───── Task material

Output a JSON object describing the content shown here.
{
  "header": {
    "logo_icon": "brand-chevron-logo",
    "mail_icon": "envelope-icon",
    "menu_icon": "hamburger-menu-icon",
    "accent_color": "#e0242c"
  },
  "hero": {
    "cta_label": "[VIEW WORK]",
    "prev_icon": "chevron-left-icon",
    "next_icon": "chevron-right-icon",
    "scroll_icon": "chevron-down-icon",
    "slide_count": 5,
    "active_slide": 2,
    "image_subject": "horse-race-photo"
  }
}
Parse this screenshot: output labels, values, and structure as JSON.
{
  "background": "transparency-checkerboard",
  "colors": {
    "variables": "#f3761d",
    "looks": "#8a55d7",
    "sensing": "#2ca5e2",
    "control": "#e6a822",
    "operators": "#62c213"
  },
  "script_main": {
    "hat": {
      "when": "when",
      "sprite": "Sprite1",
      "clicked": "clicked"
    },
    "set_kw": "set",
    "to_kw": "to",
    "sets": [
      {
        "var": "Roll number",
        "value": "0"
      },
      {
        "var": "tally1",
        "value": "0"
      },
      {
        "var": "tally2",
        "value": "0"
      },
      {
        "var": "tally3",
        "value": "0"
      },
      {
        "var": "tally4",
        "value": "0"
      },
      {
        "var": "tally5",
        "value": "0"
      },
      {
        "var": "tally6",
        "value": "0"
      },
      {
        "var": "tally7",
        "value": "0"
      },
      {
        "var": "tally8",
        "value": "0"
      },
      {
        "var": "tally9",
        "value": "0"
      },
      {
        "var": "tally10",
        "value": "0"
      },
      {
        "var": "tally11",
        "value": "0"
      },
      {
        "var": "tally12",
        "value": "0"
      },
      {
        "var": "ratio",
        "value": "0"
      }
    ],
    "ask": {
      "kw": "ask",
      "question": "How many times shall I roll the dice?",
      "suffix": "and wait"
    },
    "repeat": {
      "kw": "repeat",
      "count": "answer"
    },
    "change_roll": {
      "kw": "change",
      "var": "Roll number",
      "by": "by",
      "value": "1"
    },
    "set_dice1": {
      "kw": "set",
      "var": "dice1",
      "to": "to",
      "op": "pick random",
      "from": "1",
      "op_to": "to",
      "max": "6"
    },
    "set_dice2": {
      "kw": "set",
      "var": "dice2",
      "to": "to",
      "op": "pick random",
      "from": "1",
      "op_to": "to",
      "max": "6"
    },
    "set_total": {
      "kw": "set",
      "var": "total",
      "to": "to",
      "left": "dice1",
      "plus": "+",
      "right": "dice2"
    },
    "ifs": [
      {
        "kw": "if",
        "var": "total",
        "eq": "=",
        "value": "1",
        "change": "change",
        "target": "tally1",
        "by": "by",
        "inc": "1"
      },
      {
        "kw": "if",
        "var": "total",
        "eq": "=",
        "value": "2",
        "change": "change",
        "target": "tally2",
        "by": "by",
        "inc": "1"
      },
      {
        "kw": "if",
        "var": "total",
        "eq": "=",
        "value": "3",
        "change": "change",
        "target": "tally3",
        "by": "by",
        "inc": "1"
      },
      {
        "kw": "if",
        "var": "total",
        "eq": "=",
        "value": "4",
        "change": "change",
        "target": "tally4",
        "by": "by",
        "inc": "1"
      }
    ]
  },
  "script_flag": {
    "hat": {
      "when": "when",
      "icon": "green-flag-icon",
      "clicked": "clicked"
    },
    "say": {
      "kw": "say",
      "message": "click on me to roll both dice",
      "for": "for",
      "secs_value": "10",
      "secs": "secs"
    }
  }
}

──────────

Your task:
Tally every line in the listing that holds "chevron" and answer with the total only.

Answer to the problem:
4